In my previous posts I created a EC2 server with a complete WordPress installation running on it. It was quite easy to set up the default instance but this instance isn’t very durable and scalable. To improve this we are going to use a database that is installed on a separate machine. That way the current EC2 server becomes a stateless application server and ready to be installed on multiple servers in different Availablity Zones. To setup a database in the cloud Amazon offers the service RDS. But before we create this database first make a dump of the existing database on our WordPress server.
To create a sql dump of the existing database we need to login on the server via SSH like this:
Once we are logged in collect the username/ password and database that is used. To do that go to the htdocs directory of the WordPress installation:
This should give a list like this:
The file that we are looking for is the ‘wp-config.php’. Before we continue make a backup of it:
sudo cp wp-config.php wp-config.php-backup
Now we can open the file to collect the username, etc with the command:
Scroll down in the file untill you get to the part:
/ ** MySQL settings - You can get this info from your web host ** // /** The name of the database for WordPress */ define('DB_NAME', 'bitnami_wordpress'); /** MySQL database username */ define('DB_USER', 'bn_wordpress'); /** MySQL database password */ define('DB_PASSWORD', 'thepassword'); /** MySQL hostname */ define('DB_HOST', 'localhost:3306');
With this information available we can create the backup of the database. First create a directory in the home directory and then create the actual backup:
mysqldump -u bn_wordpress -pthepassword bitnami_wordpress > backup/backup.sql
Now make sure the backup exists:
ls -ltr backup/
-rw-rw-r-- 1 bitnami bitnami 33238 Dec 11 16:23 backup.sql
The next step is to setup a separate database on its own server in the cloud. To do this I make use of AWS RDS. In the remainder of the post I will show how to set this up. In this case I will aim for maximum performance so I will place the database server in the same AZ as the WordPress server. To find the AZ select the WordPress instance in the EC2 overview:
In the AWS Console, go to the Amazon RDS tab, click “Launch DB Instance” and select the MySQL instance:
In the next screen choose the Micro instance (this one is only used for demo purpose so micro is sufficient here). Set the Multi-AZ deployment to No as we are going for maximum performance, the allocated Storage is 5 GB (minimum).
The DB Instance Identifier you can put a name for this instance. The user and Password shoul dmatch the user and password we selected earlier from the ‘wp-config.php’ file. Here is a screeshot with all settings in place:
In the next step match the database name from the ‘wp-config.php’ file and select the correct Availability Zone:
For the backups I just accept the defaults but of course in real life you would make some choices here that would match for your case:

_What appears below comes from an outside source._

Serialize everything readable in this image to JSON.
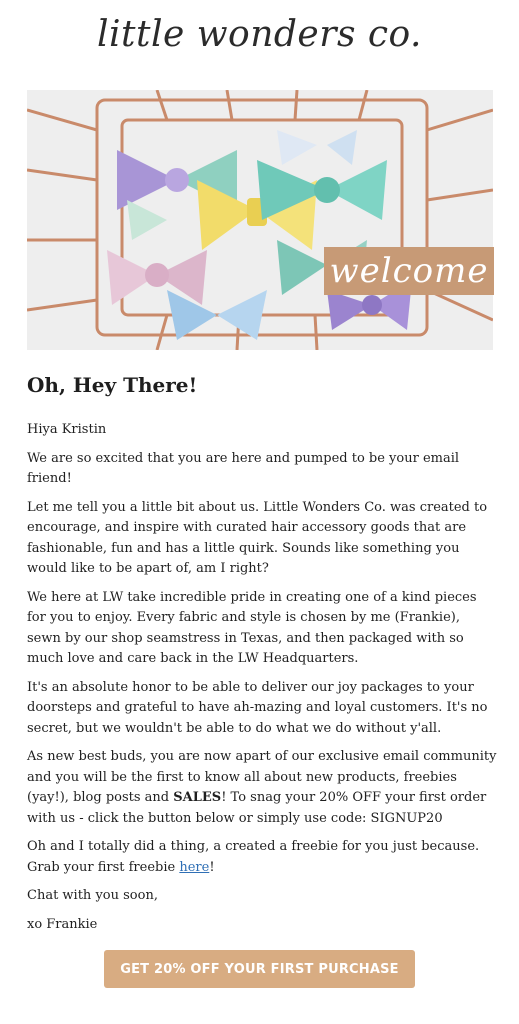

You can see your instance in the overview while being created (will take a few minutes since it also creates a backup):
When the database is created you can select it to see the details and copy the public address assigned to it:
One thing we have to do before we can put the backup of the original WP database on the new one is to open up the access to the machine. By default it comes with the standard EC2 security: trust no one. To make the server available open up the security group screen and add the Security Group that is also associated with the WordPress EC2 instance (please note that the name of the DB security group is ‘default’ and has nothing to do with the EC2 security group created earlier):
Now go back to the SSH session on the WordPress server and put the backup into the new DB:
mysql -u bn_wordpress -pmypassword --database=bitnami_wordpress --host=wpdatabase.c6flxs4tenda.eu-west-1.rds.amazonaws.com < backup/backup.sql
where you have to make sure that the host matches your database endpoint.
Now configure the WordPress instance to use this database instead of the local one. Modify the ‘wp-config.php’ so the host matches the remote host:
// ** MySQL settings - You can get this info from your web host ** // /** The name of the database for WordPress */ define('DB_NAME', 'bitnami_wordpress'); /** MySQL database username */ define('DB_USER', 'bn_wordpress'); /** MySQL database password */ define('DB_PASSWORD', 'd314c809ea'); /** MySQL hostname */ define('DB_HOST', 'wpdatabase.c6flxs4tenda.eu-west-1.rds.amazonaws.com:3306'); /** Database Charset to use in creating database tables. */ define('DB_CHARSET', 'utf8'); /** The Database Collate type. Don't change this if in doubt. */ define('DB_COLLATE', '');
That’s it. Now test your installation by opening a web browser with your fixed IP and you should see your blog again:
If it is working then this is a good point to create a snapshot of your database so you can easily reinstall it later.